At this week’s Dropbox Hack, a team of engineers looked to art to inspire life, creating their own ‘pied piper’ image compression algorithm, as per the TV show Silicon Valley.
Daniel Rieter Horn’s project – which actually consists of nine engineers in total – has already produced an algorithm that can reduce image file sizes by 22pc with no discernable drop off in quality.
Next up is video compression, with his idea coming straight off the small screen, with one storyline in Silicon Valley revolving around this type of project.
Pied Piper built during @Dropbox Hack Week. Lossless video compression that saves 4% of storage space & > $10mm / yr. pic.twitter.com/Mjq0wxUnrU
— Leah Culver (@leahculver) August 22, 2015
Hack Weeks in tech firms are largely ways for staff to think outside the structural parameters of their workplace. However, sometimes what emerges may result in practical, financially rewarding alternatives for employers.
“The goal for this product is to prove that we can achieve lossless compression for JPEG images and H.264 videos,” explained Horn to Fast Company.
“If successful, we can use this technology to save larger files in even less space.”
Considering Dropbox is there to store content, the reduction of file sizes can make things markedly better.
“I view it as building a greener Dropbox,” Horn said. “Using fewer hard drives to save space means mining fewer minerals to build those hard drives and burning less power to run their supporting machinery.”
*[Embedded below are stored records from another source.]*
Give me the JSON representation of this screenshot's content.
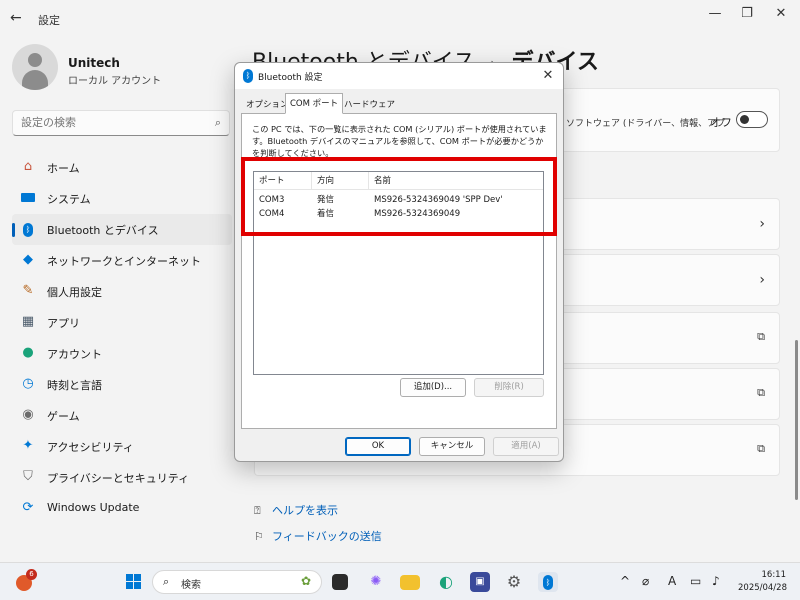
{
  "settings": {
    "app_title": "設定",
    "user": {
      "name": "Unitech",
      "account_type": "ローカル アカウント"
    },
    "search": {
      "placeholder": "設定の検索"
    },
    "nav": [
      {
        "label": "ホーム",
        "icon": "home-icon"
      },
      {
        "label": "システム",
        "icon": "system-icon"
      },
      {
        "label": "Bluetooth とデバイス",
        "icon": "bluetooth-icon"
      },
      {
        "label": "ネットワークとインターネット",
        "icon": "wifi-icon"
      },
      {
        "label": "個人用設定",
        "icon": "brush-icon"
      },
      {
        "label": "アプリ",
        "icon": "apps-icon"
      },
      {
        "label": "アカウント",
        "icon": "person-icon"
      },
      {
        "label": "時刻と言語",
        "icon": "globe-clock-icon"
      },
      {
        "label": "ゲーム",
        "icon": "gamepad-icon"
      },
      {
        "label": "アクセシビリティ",
        "icon": "accessibility-icon"
      },
      {
        "label": "プライバシーとセキュリティ",
        "icon": "shield-icon"
      },
      {
        "label": "Windows Update",
        "icon": "update-icon"
      }
    ],
    "active_nav_index": 2,
    "breadcrumb": {
      "parent": "Bluetooth とデバイス",
      "separator": "›",
      "current": "デバイス"
    },
    "toggle_row": {
      "text": "ソフトウェア (ドライバー、情報、アプ",
      "state_label": "オフ"
    },
    "links": {
      "help": "ヘルプを表示",
      "feedback": "フィードバックの送信"
    },
    "accent_color": "#005fb8"
  },
  "dialog": {
    "title": "Bluetooth 設定",
    "tabs": [
      "オプション",
      "COM ポート",
      "ハードウェア"
    ],
    "active_tab": 1,
    "description": "この PC では、下の一覧に表示された COM (シリアル) ポートが使用されています。Bluetooth デバイスのマニュアルを参照して、COM ポートが必要かどうかを判断してください。",
    "columns": [
      "ポート",
      "方向",
      "名前"
    ],
    "rows": [
      {
        "port": "COM3",
        "direction": "発信",
        "name": "MS926-5324369049 'SPP Dev'"
      },
      {
        "port": "COM4",
        "direction": "着信",
        "name": "MS926-5324369049"
      }
    ],
    "buttons": {
      "add": "追加(D)...",
      "remove": "削除(R)",
      "ok": "OK",
      "cancel": "キャンセル",
      "apply": "適用(A)"
    },
    "highlight_color": "#e00000"
  },
  "taskbar": {
    "weather_badge": "6",
    "search_placeholder": "検索",
    "ime_indicator": "A",
    "time": "16:11",
    "date": "2025/04/28"
  }
}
It’s open source on GitHub right now.
Main image via Shutterstock